§ **Supplied material**:
━━━━━━━━
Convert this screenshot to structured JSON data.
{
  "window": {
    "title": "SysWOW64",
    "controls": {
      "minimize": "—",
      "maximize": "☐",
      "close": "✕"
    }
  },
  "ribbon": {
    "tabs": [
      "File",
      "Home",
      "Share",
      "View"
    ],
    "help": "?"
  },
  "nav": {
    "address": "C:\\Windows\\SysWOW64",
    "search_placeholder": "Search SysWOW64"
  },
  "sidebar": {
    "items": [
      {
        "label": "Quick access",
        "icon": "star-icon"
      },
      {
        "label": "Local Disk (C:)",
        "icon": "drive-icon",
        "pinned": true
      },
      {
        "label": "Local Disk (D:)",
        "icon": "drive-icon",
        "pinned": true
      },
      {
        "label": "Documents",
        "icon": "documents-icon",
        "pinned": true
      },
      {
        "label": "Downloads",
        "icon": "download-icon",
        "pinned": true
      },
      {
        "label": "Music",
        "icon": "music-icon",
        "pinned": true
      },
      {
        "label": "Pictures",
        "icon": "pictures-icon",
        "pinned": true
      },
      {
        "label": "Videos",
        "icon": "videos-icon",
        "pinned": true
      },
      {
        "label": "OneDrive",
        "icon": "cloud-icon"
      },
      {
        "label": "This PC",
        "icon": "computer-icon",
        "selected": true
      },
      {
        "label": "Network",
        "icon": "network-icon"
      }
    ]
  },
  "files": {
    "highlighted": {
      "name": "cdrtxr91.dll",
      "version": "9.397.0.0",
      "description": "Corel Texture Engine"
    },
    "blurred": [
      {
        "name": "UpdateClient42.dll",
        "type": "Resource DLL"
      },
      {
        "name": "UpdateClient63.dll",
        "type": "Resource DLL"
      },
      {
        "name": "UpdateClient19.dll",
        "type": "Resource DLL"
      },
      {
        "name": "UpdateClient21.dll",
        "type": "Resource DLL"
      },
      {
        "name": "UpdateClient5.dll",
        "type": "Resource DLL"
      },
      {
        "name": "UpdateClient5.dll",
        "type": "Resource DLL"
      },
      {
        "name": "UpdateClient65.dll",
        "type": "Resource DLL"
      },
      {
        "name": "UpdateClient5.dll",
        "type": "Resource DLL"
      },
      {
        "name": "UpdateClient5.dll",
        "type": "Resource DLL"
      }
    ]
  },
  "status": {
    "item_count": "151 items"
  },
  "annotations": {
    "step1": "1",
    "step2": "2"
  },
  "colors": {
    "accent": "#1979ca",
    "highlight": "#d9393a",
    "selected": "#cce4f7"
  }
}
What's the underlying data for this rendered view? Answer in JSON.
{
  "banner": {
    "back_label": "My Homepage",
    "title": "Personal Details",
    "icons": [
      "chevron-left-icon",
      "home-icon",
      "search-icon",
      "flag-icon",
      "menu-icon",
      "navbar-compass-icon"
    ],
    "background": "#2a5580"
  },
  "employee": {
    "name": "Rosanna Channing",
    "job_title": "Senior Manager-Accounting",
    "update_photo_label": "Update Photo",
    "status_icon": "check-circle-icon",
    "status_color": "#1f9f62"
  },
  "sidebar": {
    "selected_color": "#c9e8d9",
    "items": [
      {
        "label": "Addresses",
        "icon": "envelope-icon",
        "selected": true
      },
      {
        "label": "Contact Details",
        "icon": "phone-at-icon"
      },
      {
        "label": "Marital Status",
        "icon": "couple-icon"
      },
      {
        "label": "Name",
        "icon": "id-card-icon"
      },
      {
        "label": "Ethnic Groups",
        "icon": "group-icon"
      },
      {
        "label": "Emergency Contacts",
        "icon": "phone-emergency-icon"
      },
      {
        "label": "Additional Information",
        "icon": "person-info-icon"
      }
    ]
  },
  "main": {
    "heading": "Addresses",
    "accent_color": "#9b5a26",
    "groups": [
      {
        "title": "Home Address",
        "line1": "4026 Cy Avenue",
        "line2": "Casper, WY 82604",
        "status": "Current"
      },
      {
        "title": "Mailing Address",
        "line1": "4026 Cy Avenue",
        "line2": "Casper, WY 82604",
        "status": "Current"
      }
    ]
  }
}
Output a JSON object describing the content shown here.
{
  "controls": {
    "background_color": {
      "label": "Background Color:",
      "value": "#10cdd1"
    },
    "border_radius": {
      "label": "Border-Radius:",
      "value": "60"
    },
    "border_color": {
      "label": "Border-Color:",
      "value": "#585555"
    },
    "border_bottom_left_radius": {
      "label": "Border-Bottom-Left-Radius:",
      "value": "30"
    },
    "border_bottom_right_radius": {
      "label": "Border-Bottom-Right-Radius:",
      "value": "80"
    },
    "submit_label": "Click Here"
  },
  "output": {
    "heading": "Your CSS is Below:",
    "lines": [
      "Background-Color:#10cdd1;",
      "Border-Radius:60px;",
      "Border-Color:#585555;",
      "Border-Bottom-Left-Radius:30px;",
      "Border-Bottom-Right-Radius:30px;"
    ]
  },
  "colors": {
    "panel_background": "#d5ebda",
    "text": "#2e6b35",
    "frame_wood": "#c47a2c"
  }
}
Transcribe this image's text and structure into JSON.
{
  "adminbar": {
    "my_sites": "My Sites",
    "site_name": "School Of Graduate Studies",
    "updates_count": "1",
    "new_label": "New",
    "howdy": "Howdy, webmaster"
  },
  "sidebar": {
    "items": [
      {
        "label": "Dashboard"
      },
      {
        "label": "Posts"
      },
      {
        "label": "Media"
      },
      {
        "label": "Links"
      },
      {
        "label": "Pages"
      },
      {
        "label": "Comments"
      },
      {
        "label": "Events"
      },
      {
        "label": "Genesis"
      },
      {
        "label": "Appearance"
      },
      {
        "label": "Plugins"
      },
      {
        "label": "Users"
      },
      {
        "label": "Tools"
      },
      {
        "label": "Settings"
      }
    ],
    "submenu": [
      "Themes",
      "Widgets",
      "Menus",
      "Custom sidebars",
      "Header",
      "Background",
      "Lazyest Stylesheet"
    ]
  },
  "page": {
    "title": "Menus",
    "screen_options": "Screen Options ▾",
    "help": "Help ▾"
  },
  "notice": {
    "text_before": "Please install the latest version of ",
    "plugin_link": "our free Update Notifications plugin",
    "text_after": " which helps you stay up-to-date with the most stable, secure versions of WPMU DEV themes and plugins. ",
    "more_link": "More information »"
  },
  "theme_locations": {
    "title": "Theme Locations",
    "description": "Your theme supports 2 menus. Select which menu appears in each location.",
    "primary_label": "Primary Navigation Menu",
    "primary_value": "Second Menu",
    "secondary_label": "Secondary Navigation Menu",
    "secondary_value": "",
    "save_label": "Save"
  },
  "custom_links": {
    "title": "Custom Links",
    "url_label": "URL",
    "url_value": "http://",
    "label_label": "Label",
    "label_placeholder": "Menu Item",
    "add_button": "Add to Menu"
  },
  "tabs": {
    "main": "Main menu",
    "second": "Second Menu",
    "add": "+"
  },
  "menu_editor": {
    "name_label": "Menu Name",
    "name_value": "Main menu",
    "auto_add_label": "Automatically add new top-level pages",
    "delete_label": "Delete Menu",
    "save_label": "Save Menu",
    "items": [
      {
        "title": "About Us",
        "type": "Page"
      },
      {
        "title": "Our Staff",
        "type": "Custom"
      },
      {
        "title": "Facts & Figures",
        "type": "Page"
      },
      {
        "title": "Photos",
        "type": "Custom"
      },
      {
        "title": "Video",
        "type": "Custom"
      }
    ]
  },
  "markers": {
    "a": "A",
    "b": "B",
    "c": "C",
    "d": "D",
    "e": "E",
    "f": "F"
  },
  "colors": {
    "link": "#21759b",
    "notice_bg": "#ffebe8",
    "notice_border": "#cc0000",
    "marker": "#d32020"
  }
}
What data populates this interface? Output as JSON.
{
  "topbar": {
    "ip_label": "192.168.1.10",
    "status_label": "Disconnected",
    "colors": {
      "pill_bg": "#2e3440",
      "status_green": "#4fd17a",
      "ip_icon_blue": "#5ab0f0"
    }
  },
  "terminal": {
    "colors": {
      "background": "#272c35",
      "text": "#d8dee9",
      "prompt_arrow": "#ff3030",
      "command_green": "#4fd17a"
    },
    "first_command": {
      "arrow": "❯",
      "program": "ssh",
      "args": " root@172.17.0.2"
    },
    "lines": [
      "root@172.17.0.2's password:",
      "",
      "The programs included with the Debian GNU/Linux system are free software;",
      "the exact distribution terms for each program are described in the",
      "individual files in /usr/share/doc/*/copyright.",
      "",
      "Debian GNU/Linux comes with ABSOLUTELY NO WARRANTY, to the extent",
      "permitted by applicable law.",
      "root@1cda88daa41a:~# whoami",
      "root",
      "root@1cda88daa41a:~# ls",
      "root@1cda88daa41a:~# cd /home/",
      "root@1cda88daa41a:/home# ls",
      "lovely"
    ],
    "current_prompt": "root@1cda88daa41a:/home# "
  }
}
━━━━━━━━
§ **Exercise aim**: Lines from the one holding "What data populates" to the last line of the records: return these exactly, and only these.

§ **Output below**:
What data populates this interface? Output as JSON.
{
  "topbar": {
    "ip_label": "192.168.1.10",
    "status_label": "Disconnected",
    "colors": {
      "pill_bg": "#2e3440",
      "status_green": "#4fd17a",
      "ip_icon_blue": "#5ab0f0"
    }
  },
  "terminal": {
    "colors": {
      "background": "#272c35",
      "text": "#d8dee9",
      "prompt_arrow": "#ff3030",
      "command_green": "#4fd17a"
    },
    "first_command": {
      "arrow": "❯",
      "program": "ssh",
      "args": " root@172.17.0.2"
    },
    "lines": [
      "root@172.17.0.2's password:",
      "",
      "The programs included with the Debian GNU/Linux system are free software;",
      "the exact distribution terms for each program are described in the",
      "individual files in /usr/share/doc/*/copyright.",
      "",
      "Debian GNU/Linux comes with ABSOLUTELY NO WARRANTY, to the extent",
      "permitted by applicable law.",
      "root@1cda88daa41a:~# whoami",
      "root",
      "root@1cda88daa41a:~# ls",
      "root@1cda88daa41a:~# cd /home/",
      "root@1cda88daa41a:/home# ls",
      "lovely"
    ],
    "current_prompt": "root@1cda88daa41a:/home# "
  }
}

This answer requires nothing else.